However, the shoe is flexible enough to allow short cycling parts easy, and the lugged rubber soles grip a number of surfaces well. The Cylinder is a perfect choice for long summer drives thanks to its heavily ventilated upper.
The Giro Cylinder has a nylon shank like its all-mountain sibling, the Giro Privateer R, which is equally priced. The Cylinder didn't please critics with its ease, with no flexible arch support, a simple footbed, and a narrow fit. The Cylinder was built with gravel and cross country in mind, none of which necessarily require a lot of rugged terrains or high altitude.
8. Sidi Dominator 7 SR
In the cycling community, Sidi is based upon two things: higher costs and high build efficiency. The Dominator, their most famous mountain biking design, is an excellent example. It's among the most costly options on the market but it offers serious comfort and efficiency.
The shoe almost matches the strength of an XC bike with its rigid outsole, low-volume structure, and solid upper. The Dominator's high-end design and replaceable parts also make it a decent long-term investment.
About the fact that the rubber compound was softened a few years earlier, it was not a particularly attractive walking or hiking alternative. It's fine for cyclocross competitions where you're just moving for brief periods of time and the hard strength is a worthwhile tradeoff, so anyone who would be off their bikes for prolonged periods of time can go for a more mobile and grippier bike model.
It's also not as thick underfoot as footwear like the 2FO DH Clip, ME5, or Ventana, and doesn't separate sharp impacts as well. However, for XC bikers who spend more time in the seat, the Dominator is an outstanding pick.
9. Shimano SH-MT701
If you are browsing for non-cycling trainers for cycling, then let us introduce you to the Shimano SH-MT701. The Shimano SH-MT701 is the ideal combination of a cycling shoe and a normal shoe. These shoes seem to be regular shoes. They may not, though, have traditional shoelaces.
Instead, they use a BOA dial. Your shoe will tighten when you switch with it. Shimano SH-MT701 cleats are also compliant with Shimano SPD pedals.
Don't worry if your bike doesn't have SPD pedals. Only flat pedals are needed. Because of the smooth heel, these shoes have enough grip for your foot to not slide as quickly.
You'll be able to walk effortlessly thanks to the lightweight yet sturdy sole. Their breathable design will also come in handy during the summer months. The key drawbacks of these trainers are their marginally higher weight and minimal color range as opposed to athletic shoes.
10. Sandugo MTB Shoes
The new MTB shoes from Sandugo are among Sandugo’s most famous and durable cycling shoes, that has recently received a makeover. The new Foray replaces the stiff plastic outsole with a softer rubber outsole that aids off-bike traction. Around the toe, the shoe switches from an entirely Boa closure to a combination of hook-and-loop and Boa.
Around the same time, these shoes don’t really stand out from any particular genre. It's a little bulky and doesn't bring down the same amount of strength as a cross-country shoe such as the Giro Cylinder, but its shock resistance and safety are inadequate for trail riding. It's also a below-average hiker due to the typical outsole outline and tread layout.

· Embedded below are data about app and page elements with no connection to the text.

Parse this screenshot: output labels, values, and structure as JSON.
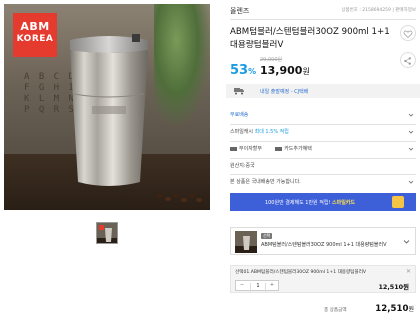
{
  "brand": {
    "line1": "ABM",
    "line2": "KOREA",
    "color": "#e53b2f"
  },
  "photo": {
    "alphabet_deco": "A B C D E\nF G H I J\nK L M N O\nP Q R S T"
  },
  "shop": {
    "name": "올렌즈",
    "meta": "상품번호 : 2158694259  |  판매자정보"
  },
  "product": {
    "title": "ABM텀블러/스텐텀블러30OZ 900ml 1+1 대용량텀블러V",
    "original_price": "29,000원",
    "discount_value": "53",
    "discount_unit": "%",
    "sale_price": "13,900",
    "sale_unit": "원"
  },
  "delivery": {
    "text": "내일 출발예정 - CJ택배",
    "text_color": "#2a6fd1"
  },
  "rows": {
    "shipping": "무료배송",
    "points_prefix": "스마일캐시 ",
    "points_highlight": "최대 1.5% 적립",
    "payments_a": "무이자할부",
    "payments_b": "카드추가혜택",
    "origin": "원산지:중국",
    "notice": "본 상품은 국내배송만 가능합니다."
  },
  "promo": {
    "text": "100원만 결제해도 1만원 적립! ",
    "highlight": "스마일카드",
    "bg_color": "#3d5fd8"
  },
  "option": {
    "tag": "선택",
    "name": "ABM텀블러/스텐텀블러30OZ 900ml 1+1 대용량텀블러V"
  },
  "selected": {
    "name": "선택01.ABM텀블러/스텐텀블러30OZ 900ml 1+1 대용량텀블러V",
    "close": "✕",
    "qty_minus": "−",
    "qty_value": "1",
    "qty_plus": "+",
    "line_price": "12,510원"
  },
  "total": {
    "label": "총 상품금액",
    "value": "12,510",
    "unit": "원"
  }
}
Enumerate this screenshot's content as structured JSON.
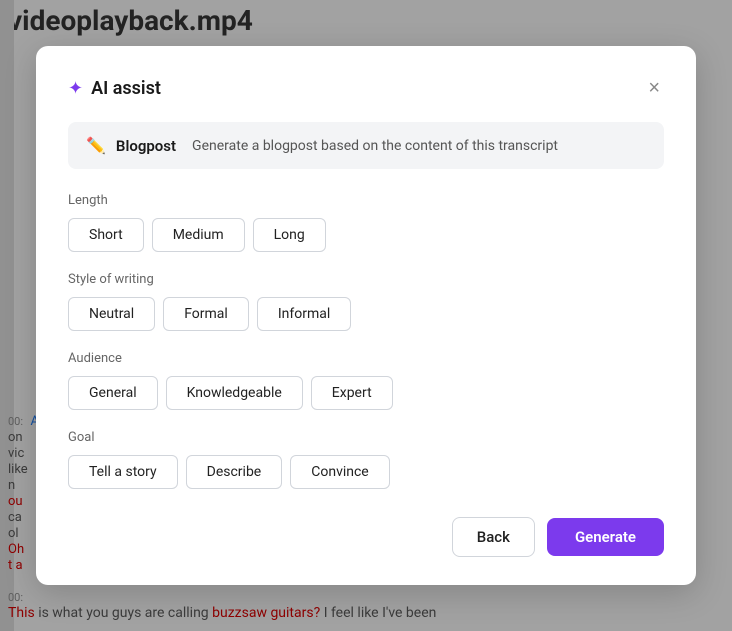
{
  "background": {
    "title": "videoplayback.mp4",
    "bottom_text": "This is what you guys are calling ",
    "bottom_link": "buzzsaw guitars?",
    "bottom_rest": " I feel like I've been"
  },
  "modal": {
    "title": "AI assist",
    "close_label": "×",
    "blogpost": {
      "label": "Blogpost",
      "description": "Generate a blogpost based on the content of this transcript"
    },
    "length": {
      "label": "Length",
      "options": [
        "Short",
        "Medium",
        "Long"
      ]
    },
    "style": {
      "label": "Style of writing",
      "options": [
        "Neutral",
        "Formal",
        "Informal"
      ]
    },
    "audience": {
      "label": "Audience",
      "options": [
        "General",
        "Knowledgeable",
        "Expert"
      ]
    },
    "goal": {
      "label": "Goal",
      "options": [
        "Tell a story",
        "Describe",
        "Convince"
      ]
    },
    "footer": {
      "back_label": "Back",
      "generate_label": "Generate"
    }
  }
}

Cycling shoes are specialized footwear that has been designed and developed for maximum performance. These shoes are made of unusual materials, patterns, and technology. Making a pair of high-quality cycling shoes necessitates a considerable amount of talent and craftsmanship. It has been established that the higher the standard and lighter the weight of a bike shoe, the more costly it is.
You can also read about Best Cycling Shoes with Cleats.